by Sarah McLoughlin, former Senior Programme Manager at Nesta

I’ve been a part of the Ratio and Lloyds Bank Foundation ‘How To Be Wrong’ network on and off for the past two years. I’ve always valued the opportunity to get together with like-minded people across the sector to discuss and debate how we need to work better and explore chances to embed learning in our day to day work.

Having worked in the charity sector for almost 20 years I’ve often been struck by an ongoing challenge of a sector constantly stretched to breaking point, especially during the last decade with a combination of austerity and the pandemic. While lots of brilliant work takes place that leads to social change, much of the sector still operated in a silo. This is led by a service delivery mindset that leads to duplication of work, a lack of collaboration and not enough learning and sharing about what does and doesn’t work to help to solve social challenges.

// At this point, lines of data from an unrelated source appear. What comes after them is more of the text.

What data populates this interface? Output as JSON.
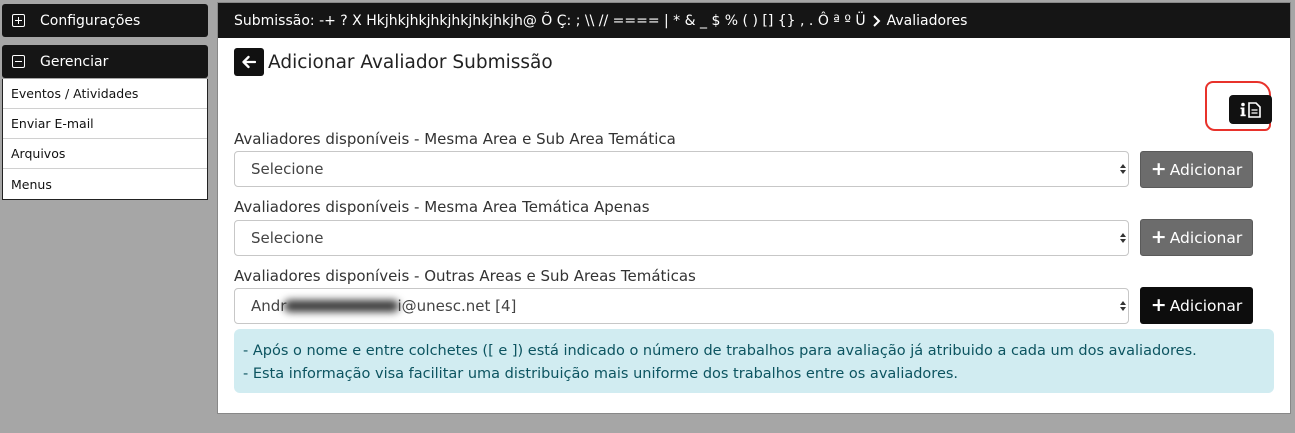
{
  "sidebar": {
    "config_label": "Configurações",
    "manage_label": "Gerenciar",
    "items": [
      {
        "label": "Eventos / Atividades"
      },
      {
        "label": "Enviar E-mail"
      },
      {
        "label": "Arquivos"
      },
      {
        "label": "Menus"
      }
    ]
  },
  "breadcrumb": {
    "submission": "Submissão: -+ ? X Hkjhkjhkjhkjhkjhkjhkjh@ Õ Ç: ; \\\\ // ==== | * & _ $ % ( ) [] {} , . Ô ª º Ü",
    "current": "Avaliadores"
  },
  "page": {
    "title": "Adicionar Avaliador Submissão"
  },
  "fields": [
    {
      "label": "Avaliadores disponíveis - Mesma Area e Sub Area Temática",
      "value": "Selecione",
      "button": "Adicionar"
    },
    {
      "label": "Avaliadores disponíveis - Mesma Area Temática Apenas",
      "value": "Selecione",
      "button": "Adicionar"
    },
    {
      "label": "Avaliadores disponíveis - Outras Areas e Sub Areas Temáticas",
      "value_prefix": "Andr",
      "value_suffix": "i@unesc.net [4]",
      "button": "Adicionar"
    }
  ],
  "note": {
    "line1": "- Após o nome e entre colchetes ([ e ]) está indicado o número de trabalhos para avaliação já atribuido a cada um dos avaliadores.",
    "line2": "- Esta informação visa facilitar uma distribuição mais uniforme dos trabalhos entre os avaliadores."
  },
  "colors": {
    "header_bg": "#151515",
    "button_gray": "#6c6c6c",
    "button_dark": "#0d0d0d",
    "info_bg": "#d1ecf1",
    "info_text": "#0c5460",
    "highlight": "#e8322b"
  },
  "icons": {
    "config": "plus-square-icon",
    "manage": "minus-square-icon",
    "back": "arrow-left-icon",
    "info": "info-file-icon",
    "breadcrumb_sep": "chevron-right-icon"
  }
}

It’s an understandable challenge, with a public sector still mostly operating a delivery model based on top-down decision making defined by fixing people’s problems, the charity sector has followed suit. In addition to that, many of the people setting up youth and community programmes come at it from a sense of urgency to right an injustice, with the professional knowledge and/or lived experience of that challenge and a desire to get on and make things happen. But not always with the capacity or expertise to work in an open and collaborative way.

Small charities and social movements often have few paid staff and little capacity to reflect and consider what has and hasn’t worked. Alongside this, the funding often given to these groups creates little space for real reflection with an expectation on delivery, targets, and outcomes.

After years of working for small charities myself (and living those struggles mentioned above), I moved into the grant-making space in 2017 to work for the innovation foundation, Nesta. Working in the field of social innovation, rather than business as usual, created a brilliant opportunity to focus time energy, and resources on testing and trialling out new ways of working, with an awareness that some of these may not work. I expected learning and failure to be front and centre of how we worked.

Through our funding programmes, we supported over 100 organisations and had a high impact grant management model where we spoke to lead members of the organisations regularly, visiting them when helpful and supporting them with wider aspects of their work such as business planning and evaluation.

Yet despite this, we often struggled to really get people to be open and honest about when their programmes were going wrong. I would often find myself in a situation where after building up a relationship with an organisation they would share concerns verbally when we met or on the phone but would still find it challenging to write these things down for others to learn from.

This was especially true as our funding was provided by central government and with that came an expectation of delivering work at volume and a hesitancy by the charities and social organisations we supported to want to be seen as less than perfect to the purse holder.

The power dynamics at play within a funder/fundee relationship naturally create a challenging environment for learning and openness. The culture of a fear of failure in the sector means that many organisations worry that admitting that something isn’t working will damage their reputation, reducing their ability to gain future funding. The expectations of organisations once given funding for a piece of work is that they need to shift into delivery mode, hit the ground running, leaving little time or resources for initial research and development. Once a piece of work is complete and the funding ends, the organisation and funders quickly move on, any learning or time for reflection is lost.

Evaluations of charitable programmes can provide a good opportunity for learning but only when done in a way that is collaborative and appropriate with sufficient resources. Even in this case, any concerns or failures are often kept for an internal audience, with the concern about risk once again coming into play.

 So what can be done about this challenge to learning?

  • Funders need to provide more unrestricted and flexible funding, creating more opportunities for organisations to adapt and pivot their work when they see fit without being held back by the need to seek permission.
  • Create safe spaces for people within the sector to get together and discuss debate, and learn.
  • Open up opportunities for more diverse voices to be involved in decision-making both at a funder and charity level, bringing in wider life experiences to the work.
  • Create capacity for organisations to take time to reflect and learn by creating space for this in any budget/project plan
  • Model behaviour at senior levels and within larger more established organisations demonstrate that failure and learning are part of the work and can lead to a better experience for all.

As we continue to see the devastating effects of the global pandemic and climate crisis, the need for work that truly tackles social inequality and creates social justice is stronger than ever. Working together to find the best approaches that bring about this change in a way that embraces openness, honestly and adaptation is the only way we will be about the social change we all seek.

I’ve recently left Nesta and am soon to embark on a new opportunity at anti-poverty charity Turn2Us where I hope to bring this passion for learning to the work we do there to tackle financial insecurity and enable people to thrive not just survive. We all have a part to play in making this happen and encouraging a culture of learning in order to truly create a society that is equitable for all.